Act I’s levity was contrasted by Act II’s descent into the depths of the Boy’s hallucinations as he awoke alone in a hospital bed under the care of a menacing Doctor (a reincarnated Alexei Agoudine, previously the Chef) wearing one of Ryden’s gigantic heads. An army of nurses with enormous syringes hovered over him; above him the atmosphere was pitch black with a weird, brooding eyeball looking on. To his great relief, a dainty and elegant Princess Praline (Sarah Lane) arrived out of nowhere with a procession of wonderous companions: large furry creatures with strangely discerning eyes, frolicking cupcake children, and even a red and white slivering snake-person on wheels. Princess Praline invited the awestruck Boy to join her for an innocent, spontaneous pas de deux that showed off Lane’s pristine footwork and Simkin’s easy jumps. Soon thereafter, the Doctor returned, but this time he was more concerned with the bottle than the Boy. Three liquor bottles: chartreuse (Catherine Hurlin), brandy (Duncan Lyle) and vodka (Roman Zhurbin) distracted and seduced him, dancing a pas de trois full of slapstick without being too silly. Their technically spot on and surprisingly melodic dancing drew the audience in. Hurlin was a particularly quirky and convincing bottle with sharp bourrees, crisp attack and a natural sense of comedy.
The ballet ended happily ever after with a raucous celebration that grew larger in scope and intensity until golden confetti burst from the heavens, showering all creatures large and small. The crowd-pleasing send-off, albeit thrilling, left me wondering if Ratmansky’s earth-bound choreography and Srauss’s sensitive musical score could be better served by a smaller scale setting all around. Classically based but laced with human-like gestures and pleasing spontaneity, the choreography and music don't possess the grandeur of Petipa or Tchaikovsky and at times seemed understated. Their expressive impact might flourish with less fanfare.
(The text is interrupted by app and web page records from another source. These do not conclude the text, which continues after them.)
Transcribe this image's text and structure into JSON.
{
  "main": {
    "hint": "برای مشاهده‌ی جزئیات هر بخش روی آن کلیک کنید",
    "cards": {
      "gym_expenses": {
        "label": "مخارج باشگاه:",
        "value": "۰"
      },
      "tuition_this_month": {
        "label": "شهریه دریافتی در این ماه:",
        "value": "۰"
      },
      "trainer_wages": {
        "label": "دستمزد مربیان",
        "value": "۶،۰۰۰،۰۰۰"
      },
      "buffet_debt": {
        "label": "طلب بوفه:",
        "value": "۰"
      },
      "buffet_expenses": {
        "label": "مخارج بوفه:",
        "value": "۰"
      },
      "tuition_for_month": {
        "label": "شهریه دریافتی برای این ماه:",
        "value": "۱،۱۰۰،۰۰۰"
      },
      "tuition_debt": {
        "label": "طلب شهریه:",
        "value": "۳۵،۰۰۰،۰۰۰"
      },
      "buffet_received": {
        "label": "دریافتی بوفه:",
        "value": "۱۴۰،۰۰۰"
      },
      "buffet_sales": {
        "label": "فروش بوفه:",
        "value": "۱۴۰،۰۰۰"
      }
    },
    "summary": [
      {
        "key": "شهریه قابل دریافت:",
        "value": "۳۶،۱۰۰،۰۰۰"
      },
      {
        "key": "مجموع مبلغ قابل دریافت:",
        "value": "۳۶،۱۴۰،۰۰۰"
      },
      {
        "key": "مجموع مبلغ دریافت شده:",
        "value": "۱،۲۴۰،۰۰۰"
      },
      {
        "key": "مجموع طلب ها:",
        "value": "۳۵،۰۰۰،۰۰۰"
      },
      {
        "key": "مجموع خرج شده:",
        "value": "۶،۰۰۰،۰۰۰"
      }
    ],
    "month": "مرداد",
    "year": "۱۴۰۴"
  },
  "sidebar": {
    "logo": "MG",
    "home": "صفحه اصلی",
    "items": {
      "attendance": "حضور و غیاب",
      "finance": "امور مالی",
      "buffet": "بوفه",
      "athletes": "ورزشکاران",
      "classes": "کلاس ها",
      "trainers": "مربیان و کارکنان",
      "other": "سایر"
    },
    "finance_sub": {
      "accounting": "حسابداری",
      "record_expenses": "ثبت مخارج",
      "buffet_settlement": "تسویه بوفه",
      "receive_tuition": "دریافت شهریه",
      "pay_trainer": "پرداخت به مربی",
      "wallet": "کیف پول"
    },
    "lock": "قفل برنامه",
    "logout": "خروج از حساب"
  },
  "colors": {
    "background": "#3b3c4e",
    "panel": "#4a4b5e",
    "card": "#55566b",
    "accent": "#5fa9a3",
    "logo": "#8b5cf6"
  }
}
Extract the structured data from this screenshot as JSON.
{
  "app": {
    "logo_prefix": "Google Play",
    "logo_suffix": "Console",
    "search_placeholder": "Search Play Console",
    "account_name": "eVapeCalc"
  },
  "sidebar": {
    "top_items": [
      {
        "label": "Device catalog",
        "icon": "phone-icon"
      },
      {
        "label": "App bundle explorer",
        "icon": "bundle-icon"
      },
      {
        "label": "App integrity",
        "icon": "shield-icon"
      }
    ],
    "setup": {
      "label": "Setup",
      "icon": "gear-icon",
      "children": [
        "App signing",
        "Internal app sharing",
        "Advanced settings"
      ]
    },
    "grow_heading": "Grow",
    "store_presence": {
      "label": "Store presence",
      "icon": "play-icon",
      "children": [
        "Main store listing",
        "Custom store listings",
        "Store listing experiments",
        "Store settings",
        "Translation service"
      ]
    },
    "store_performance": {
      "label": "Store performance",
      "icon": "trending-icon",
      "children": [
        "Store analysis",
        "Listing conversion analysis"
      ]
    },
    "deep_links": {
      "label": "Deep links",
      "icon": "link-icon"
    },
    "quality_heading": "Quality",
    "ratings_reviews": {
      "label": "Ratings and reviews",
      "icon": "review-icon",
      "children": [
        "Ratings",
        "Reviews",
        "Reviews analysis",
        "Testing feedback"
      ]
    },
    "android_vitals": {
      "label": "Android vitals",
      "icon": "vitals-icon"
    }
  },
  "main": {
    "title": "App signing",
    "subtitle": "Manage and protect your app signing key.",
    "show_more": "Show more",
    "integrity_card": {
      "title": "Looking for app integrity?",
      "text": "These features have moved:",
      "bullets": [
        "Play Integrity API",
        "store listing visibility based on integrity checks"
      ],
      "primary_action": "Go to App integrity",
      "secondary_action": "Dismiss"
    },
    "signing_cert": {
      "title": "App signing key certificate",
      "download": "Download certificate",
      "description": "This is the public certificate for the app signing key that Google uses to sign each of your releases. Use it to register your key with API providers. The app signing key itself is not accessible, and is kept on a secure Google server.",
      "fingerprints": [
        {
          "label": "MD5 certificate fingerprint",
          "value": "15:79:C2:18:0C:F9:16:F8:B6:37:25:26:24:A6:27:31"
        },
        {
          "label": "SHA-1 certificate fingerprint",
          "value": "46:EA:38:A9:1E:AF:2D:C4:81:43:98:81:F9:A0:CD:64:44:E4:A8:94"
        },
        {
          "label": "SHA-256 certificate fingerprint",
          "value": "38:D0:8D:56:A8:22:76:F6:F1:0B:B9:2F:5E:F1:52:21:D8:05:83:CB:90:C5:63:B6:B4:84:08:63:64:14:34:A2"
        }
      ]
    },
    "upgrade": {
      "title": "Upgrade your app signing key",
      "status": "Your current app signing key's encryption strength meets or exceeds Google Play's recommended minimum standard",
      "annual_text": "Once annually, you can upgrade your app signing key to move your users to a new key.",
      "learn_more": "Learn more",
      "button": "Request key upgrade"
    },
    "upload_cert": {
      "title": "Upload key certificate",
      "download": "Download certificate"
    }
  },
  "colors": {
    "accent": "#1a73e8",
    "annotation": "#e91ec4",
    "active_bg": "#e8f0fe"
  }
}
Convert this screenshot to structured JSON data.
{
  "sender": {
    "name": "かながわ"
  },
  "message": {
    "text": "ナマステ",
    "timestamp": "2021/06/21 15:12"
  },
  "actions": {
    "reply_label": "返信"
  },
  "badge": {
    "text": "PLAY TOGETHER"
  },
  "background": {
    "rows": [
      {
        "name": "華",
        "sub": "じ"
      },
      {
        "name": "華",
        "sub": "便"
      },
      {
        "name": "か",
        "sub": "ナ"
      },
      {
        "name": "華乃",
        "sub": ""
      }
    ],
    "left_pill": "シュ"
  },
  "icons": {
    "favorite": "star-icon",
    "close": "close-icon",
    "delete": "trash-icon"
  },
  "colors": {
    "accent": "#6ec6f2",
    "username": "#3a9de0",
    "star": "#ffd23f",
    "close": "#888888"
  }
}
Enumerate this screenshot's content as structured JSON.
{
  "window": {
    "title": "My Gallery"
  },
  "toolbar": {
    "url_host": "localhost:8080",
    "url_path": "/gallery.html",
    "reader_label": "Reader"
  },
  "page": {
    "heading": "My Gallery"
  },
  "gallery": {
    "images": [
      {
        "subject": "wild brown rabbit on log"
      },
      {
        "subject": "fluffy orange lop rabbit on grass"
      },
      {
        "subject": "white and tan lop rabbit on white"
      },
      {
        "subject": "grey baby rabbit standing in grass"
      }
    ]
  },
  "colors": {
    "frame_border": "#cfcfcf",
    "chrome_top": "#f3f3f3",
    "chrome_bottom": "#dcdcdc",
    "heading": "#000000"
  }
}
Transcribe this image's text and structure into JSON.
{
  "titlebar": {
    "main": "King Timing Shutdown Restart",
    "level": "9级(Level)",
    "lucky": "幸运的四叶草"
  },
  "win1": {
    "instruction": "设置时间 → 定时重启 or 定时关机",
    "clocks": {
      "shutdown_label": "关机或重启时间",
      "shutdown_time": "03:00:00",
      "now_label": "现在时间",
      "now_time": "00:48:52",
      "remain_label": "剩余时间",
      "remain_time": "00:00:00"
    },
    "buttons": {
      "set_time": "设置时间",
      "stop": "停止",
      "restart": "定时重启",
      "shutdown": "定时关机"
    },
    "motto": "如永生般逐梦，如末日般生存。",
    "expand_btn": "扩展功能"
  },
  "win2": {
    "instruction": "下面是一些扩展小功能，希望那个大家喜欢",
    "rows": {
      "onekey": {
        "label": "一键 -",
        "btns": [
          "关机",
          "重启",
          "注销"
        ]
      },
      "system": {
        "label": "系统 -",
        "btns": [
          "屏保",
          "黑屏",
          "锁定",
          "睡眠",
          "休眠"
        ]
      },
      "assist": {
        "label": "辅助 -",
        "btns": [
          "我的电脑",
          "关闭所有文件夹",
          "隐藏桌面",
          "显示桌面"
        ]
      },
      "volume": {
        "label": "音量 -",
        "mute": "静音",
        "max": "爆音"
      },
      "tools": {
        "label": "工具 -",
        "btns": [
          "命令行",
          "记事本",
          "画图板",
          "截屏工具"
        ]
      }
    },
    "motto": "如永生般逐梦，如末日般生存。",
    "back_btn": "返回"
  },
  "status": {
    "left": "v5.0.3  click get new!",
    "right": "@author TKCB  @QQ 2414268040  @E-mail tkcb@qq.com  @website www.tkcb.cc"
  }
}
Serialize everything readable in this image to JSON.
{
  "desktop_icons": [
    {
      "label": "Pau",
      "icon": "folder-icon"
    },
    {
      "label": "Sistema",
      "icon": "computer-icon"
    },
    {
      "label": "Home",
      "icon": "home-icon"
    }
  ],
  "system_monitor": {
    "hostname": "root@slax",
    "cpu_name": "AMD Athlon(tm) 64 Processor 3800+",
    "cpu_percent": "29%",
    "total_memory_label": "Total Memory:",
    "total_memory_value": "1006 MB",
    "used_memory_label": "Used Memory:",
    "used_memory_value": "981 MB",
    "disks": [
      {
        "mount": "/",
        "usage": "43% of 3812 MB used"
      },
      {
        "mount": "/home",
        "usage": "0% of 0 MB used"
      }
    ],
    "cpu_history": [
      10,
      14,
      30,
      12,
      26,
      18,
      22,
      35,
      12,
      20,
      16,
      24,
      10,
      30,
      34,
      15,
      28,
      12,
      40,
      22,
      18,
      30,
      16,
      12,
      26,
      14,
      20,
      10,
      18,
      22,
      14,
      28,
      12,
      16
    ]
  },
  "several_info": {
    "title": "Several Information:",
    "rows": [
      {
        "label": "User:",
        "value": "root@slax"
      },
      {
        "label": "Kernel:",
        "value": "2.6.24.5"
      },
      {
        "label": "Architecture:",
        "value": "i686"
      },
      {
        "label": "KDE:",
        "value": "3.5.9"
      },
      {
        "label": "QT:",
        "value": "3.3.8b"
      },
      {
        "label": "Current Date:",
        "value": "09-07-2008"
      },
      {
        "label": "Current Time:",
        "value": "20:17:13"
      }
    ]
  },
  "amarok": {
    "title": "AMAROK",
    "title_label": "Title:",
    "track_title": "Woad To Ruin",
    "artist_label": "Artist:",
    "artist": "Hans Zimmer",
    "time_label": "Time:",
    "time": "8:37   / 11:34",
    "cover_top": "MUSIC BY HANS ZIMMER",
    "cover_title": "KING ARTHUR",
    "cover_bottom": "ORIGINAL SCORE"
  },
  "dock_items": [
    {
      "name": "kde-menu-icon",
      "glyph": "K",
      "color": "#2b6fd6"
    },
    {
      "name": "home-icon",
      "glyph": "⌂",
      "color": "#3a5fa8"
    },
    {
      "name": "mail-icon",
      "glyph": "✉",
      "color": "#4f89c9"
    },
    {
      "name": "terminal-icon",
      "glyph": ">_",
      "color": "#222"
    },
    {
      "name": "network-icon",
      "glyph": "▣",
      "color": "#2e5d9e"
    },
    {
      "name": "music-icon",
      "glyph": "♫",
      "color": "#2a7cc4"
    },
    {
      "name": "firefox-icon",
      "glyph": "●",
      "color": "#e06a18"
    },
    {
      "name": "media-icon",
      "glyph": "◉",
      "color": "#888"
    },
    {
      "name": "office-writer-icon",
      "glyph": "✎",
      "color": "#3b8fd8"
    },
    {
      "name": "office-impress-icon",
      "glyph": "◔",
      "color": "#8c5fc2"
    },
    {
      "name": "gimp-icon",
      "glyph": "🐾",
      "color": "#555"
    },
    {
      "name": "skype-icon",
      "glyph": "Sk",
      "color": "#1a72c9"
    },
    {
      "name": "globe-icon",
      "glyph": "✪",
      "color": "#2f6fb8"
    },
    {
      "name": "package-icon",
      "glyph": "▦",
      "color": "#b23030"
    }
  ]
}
Photos: Stella Abrera and David Hallberg in "Whipped Cream." Photo © Gene Schiavone
Sarah Lane and Daniil Simkin in "Whipped Cream." Photo © Gene Schiavone
copyright © by Ashley McKean